▶ EXERCISE: Word for word, reproduce every line of the data below.

▶ LISTED ENTRIES:
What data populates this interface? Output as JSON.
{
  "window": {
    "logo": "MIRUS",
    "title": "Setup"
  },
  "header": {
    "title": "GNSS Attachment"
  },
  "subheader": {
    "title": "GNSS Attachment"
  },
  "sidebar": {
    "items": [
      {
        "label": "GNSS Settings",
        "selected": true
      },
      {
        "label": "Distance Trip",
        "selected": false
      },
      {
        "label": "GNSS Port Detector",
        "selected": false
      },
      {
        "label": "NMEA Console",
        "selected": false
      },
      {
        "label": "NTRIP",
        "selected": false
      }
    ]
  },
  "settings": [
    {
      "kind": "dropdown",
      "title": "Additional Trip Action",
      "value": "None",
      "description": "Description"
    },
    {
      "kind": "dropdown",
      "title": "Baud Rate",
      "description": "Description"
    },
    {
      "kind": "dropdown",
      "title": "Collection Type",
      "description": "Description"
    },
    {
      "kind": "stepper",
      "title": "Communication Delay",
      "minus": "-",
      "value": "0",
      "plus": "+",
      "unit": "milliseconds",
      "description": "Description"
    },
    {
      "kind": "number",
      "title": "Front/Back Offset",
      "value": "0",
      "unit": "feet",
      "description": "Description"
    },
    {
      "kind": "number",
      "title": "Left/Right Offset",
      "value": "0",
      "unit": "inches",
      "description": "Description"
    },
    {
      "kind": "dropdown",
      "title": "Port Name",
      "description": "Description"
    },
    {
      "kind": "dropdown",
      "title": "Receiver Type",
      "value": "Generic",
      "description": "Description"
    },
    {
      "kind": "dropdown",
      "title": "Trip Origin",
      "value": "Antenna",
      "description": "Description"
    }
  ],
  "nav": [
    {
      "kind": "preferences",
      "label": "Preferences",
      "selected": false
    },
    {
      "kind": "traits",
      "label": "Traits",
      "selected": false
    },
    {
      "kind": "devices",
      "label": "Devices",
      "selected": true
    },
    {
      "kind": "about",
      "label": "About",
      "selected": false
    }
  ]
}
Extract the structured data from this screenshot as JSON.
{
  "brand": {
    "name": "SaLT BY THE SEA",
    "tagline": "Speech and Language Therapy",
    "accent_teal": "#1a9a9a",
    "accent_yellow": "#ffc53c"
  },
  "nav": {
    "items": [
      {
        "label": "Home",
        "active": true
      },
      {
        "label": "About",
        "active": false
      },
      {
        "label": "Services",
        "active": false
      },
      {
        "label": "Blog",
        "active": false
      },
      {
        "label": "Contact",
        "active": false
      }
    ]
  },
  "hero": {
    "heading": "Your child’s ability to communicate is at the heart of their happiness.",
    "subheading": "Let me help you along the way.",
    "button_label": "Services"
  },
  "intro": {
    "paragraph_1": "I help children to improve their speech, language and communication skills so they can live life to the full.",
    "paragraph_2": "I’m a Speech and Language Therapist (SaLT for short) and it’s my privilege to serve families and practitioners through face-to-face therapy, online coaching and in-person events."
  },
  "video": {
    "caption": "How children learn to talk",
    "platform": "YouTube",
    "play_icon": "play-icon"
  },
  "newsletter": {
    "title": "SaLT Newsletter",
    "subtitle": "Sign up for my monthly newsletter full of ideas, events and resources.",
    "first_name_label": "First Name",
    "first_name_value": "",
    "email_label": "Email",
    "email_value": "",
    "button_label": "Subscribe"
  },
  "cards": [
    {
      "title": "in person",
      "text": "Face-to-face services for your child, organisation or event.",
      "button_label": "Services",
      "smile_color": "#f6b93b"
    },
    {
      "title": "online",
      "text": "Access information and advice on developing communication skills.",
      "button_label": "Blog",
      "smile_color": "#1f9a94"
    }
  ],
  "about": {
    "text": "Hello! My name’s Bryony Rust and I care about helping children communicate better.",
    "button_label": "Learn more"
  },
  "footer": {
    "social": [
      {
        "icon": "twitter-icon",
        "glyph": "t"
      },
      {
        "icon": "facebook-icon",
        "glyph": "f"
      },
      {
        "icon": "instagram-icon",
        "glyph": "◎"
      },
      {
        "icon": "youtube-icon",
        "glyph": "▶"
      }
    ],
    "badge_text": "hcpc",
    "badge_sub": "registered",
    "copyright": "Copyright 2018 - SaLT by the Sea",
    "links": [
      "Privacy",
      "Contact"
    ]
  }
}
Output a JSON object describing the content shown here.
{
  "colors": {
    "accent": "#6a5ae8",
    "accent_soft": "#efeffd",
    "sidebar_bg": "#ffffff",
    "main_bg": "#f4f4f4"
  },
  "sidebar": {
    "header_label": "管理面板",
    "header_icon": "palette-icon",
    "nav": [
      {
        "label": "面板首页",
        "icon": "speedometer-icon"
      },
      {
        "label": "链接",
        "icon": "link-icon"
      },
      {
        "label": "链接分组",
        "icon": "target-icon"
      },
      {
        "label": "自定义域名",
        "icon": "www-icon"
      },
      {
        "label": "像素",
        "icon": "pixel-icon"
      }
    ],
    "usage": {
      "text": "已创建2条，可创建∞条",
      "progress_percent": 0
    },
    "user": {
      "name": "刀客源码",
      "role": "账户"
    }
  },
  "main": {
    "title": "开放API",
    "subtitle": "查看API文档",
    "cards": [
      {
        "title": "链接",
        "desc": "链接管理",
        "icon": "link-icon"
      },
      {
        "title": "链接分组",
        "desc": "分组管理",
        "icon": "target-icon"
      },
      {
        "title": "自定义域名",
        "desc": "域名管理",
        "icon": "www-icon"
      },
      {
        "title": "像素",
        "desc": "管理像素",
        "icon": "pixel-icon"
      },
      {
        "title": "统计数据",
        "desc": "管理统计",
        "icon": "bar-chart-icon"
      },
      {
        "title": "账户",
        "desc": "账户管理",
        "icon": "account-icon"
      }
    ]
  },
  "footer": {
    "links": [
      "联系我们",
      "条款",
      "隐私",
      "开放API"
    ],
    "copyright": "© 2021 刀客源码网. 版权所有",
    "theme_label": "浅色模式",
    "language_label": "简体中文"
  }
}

▶ ANSWER BOX:
What data populates this interface? Output as JSON.
{
  "window": {
    "logo": "MIRUS",
    "title": "Setup"
  },
  "header": {
    "title": "GNSS Attachment"
  },
  "subheader": {
    "title": "GNSS Attachment"
  },
  "sidebar": {
    "items": [
      {
        "label": "GNSS Settings",
        "selected": true
      },
      {
        "label": "Distance Trip",
        "selected": false
      },
      {
        "label": "GNSS Port Detector",
        "selected": false
      },
      {
        "label": "NMEA Console",
        "selected": false
      },
      {
        "label": "NTRIP",
        "selected": false
      }
    ]
  },
  "settings": [
    {
      "kind": "dropdown",
      "title": "Additional Trip Action",
      "value": "None",
      "description": "Description"
    },
    {
      "kind": "dropdown",
      "title": "Baud Rate",
      "description": "Description"
    },
    {
      "kind": "dropdown",
      "title": "Collection Type",
      "description": "Description"
    },
    {
      "kind": "stepper",
      "title": "Communication Delay",
      "minus": "-",
      "value": "0",
      "plus": "+",
      "unit": "milliseconds",
      "description": "Description"
    },
    {
      "kind": "number",
      "title": "Front/Back Offset",
      "value": "0",
      "unit": "feet",
      "description": "Description"
    },
    {
      "kind": "number",
      "title": "Left/Right Offset",
      "value": "0",
      "unit": "inches",
      "description": "Description"
    },
    {
      "kind": "dropdown",
      "title": "Port Name",
      "description": "Description"
    },
    {
      "kind": "dropdown",
      "title": "Receiver Type",
      "value": "Generic",
      "description": "Description"
    },
    {
      "kind": "dropdown",
      "title": "Trip Origin",
      "value": "Antenna",
      "description": "Description"
    }
  ],
  "nav": [
    {
      "kind": "preferences",
      "label": "Preferences",
      "selected": false
    },
    {
      "kind": "traits",
      "label": "Traits",
      "selected": false
    },
    {
      "kind": "devices",
      "label": "Devices",
      "selected": true
    },
    {
      "kind": "about",
      "label": "About",
      "selected": false
    }
  ]
}
Extract the structured data from this screenshot as JSON.
{
  "brand": {
    "name": "SaLT BY THE SEA",
    "tagline": "Speech and Language Therapy",
    "accent_teal": "#1a9a9a",
    "accent_yellow": "#ffc53c"
  },
  "nav": {
    "items": [
      {
        "label": "Home",
        "active": true
      },
      {
        "label": "About",
        "active": false
      },
      {
        "label": "Services",
        "active": false
      },
      {
        "label": "Blog",
        "active": false
      },
      {
        "label": "Contact",
        "active": false
      }
    ]
  },
  "hero": {
    "heading": "Your child’s ability to communicate is at the heart of their happiness.",
    "subheading": "Let me help you along the way.",
    "button_label": "Services"
  },
  "intro": {
    "paragraph_1": "I help children to improve their speech, language and communication skills so they can live life to the full.",
    "paragraph_2": "I’m a Speech and Language Therapist (SaLT for short) and it’s my privilege to serve families and practitioners through face-to-face therapy, online coaching and in-person events."
  },
  "video": {
    "caption": "How children learn to talk",
    "platform": "YouTube",
    "play_icon": "play-icon"
  },
  "newsletter": {
    "title": "SaLT Newsletter",
    "subtitle": "Sign up for my monthly newsletter full of ideas, events and resources.",
    "first_name_label": "First Name",
    "first_name_value": "",
    "email_label": "Email",
    "email_value": "",
    "button_label": "Subscribe"
  },
  "cards": [
    {
      "title": "in person",
      "text": "Face-to-face services for your child, organisation or event.",
      "button_label": "Services",
      "smile_color": "#f6b93b"
    },
    {
      "title": "online",
      "text": "Access information and advice on developing communication skills.",
      "button_label": "Blog",
      "smile_color": "#1f9a94"
    }
  ],
  "about": {
    "text": "Hello! My name’s Bryony Rust and I care about helping children communicate better.",
    "button_label": "Learn more"
  },
  "footer": {
    "social": [
      {
        "icon": "twitter-icon",
        "glyph": "t"
      },
      {
        "icon": "facebook-icon",
        "glyph": "f"
      },
      {
        "icon": "instagram-icon",
        "glyph": "◎"
      },
      {
        "icon": "youtube-icon",
        "glyph": "▶"
      }
    ],
    "badge_text": "hcpc",
    "badge_sub": "registered",
    "copyright": "Copyright 2018 - SaLT by the Sea",
    "links": [
      "Privacy",
      "Contact"
    ]
  }
}
Output a JSON object describing the content shown here.
{
  "colors": {
    "accent": "#6a5ae8",
    "accent_soft": "#efeffd",
    "sidebar_bg": "#ffffff",
    "main_bg": "#f4f4f4"
  },
  "sidebar": {
    "header_label": "管理面板",
    "header_icon": "palette-icon",
    "nav": [
      {
        "label": "面板首页",
        "icon": "speedometer-icon"
      },
      {
        "label": "链接",
        "icon": "link-icon"
      },
      {
        "label": "链接分组",
        "icon": "target-icon"
      },
      {
        "label": "自定义域名",
        "icon": "www-icon"
      },
      {
        "label": "像素",
        "icon": "pixel-icon"
      }
    ],
    "usage": {
      "text": "已创建2条，可创建∞条",
      "progress_percent": 0
    },
    "user": {
      "name": "刀客源码",
      "role": "账户"
    }
  },
  "main": {
    "title": "开放API",
    "subtitle": "查看API文档",
    "cards": [
      {
        "title": "链接",
        "desc": "链接管理",
        "icon": "link-icon"
      },
      {
        "title": "链接分组",
        "desc": "分组管理",
        "icon": "target-icon"
      },
      {
        "title": "自定义域名",
        "desc": "域名管理",
        "icon": "www-icon"
      },
      {
        "title": "像素",
        "desc": "管理像素",
        "icon": "pixel-icon"
      },
      {
        "title": "统计数据",
        "desc": "管理统计",
        "icon": "bar-chart-icon"
      },
      {
        "title": "账户",
        "desc": "账户管理",
        "icon": "account-icon"
      }
    ]
  },
  "footer": {
    "links": [
      "联系我们",
      "条款",
      "隐私",
      "开放API"
    ],
    "copyright": "© 2021 刀客源码网. 版权所有",
    "theme_label": "浅色模式",
    "language_label": "简体中文"
  }
}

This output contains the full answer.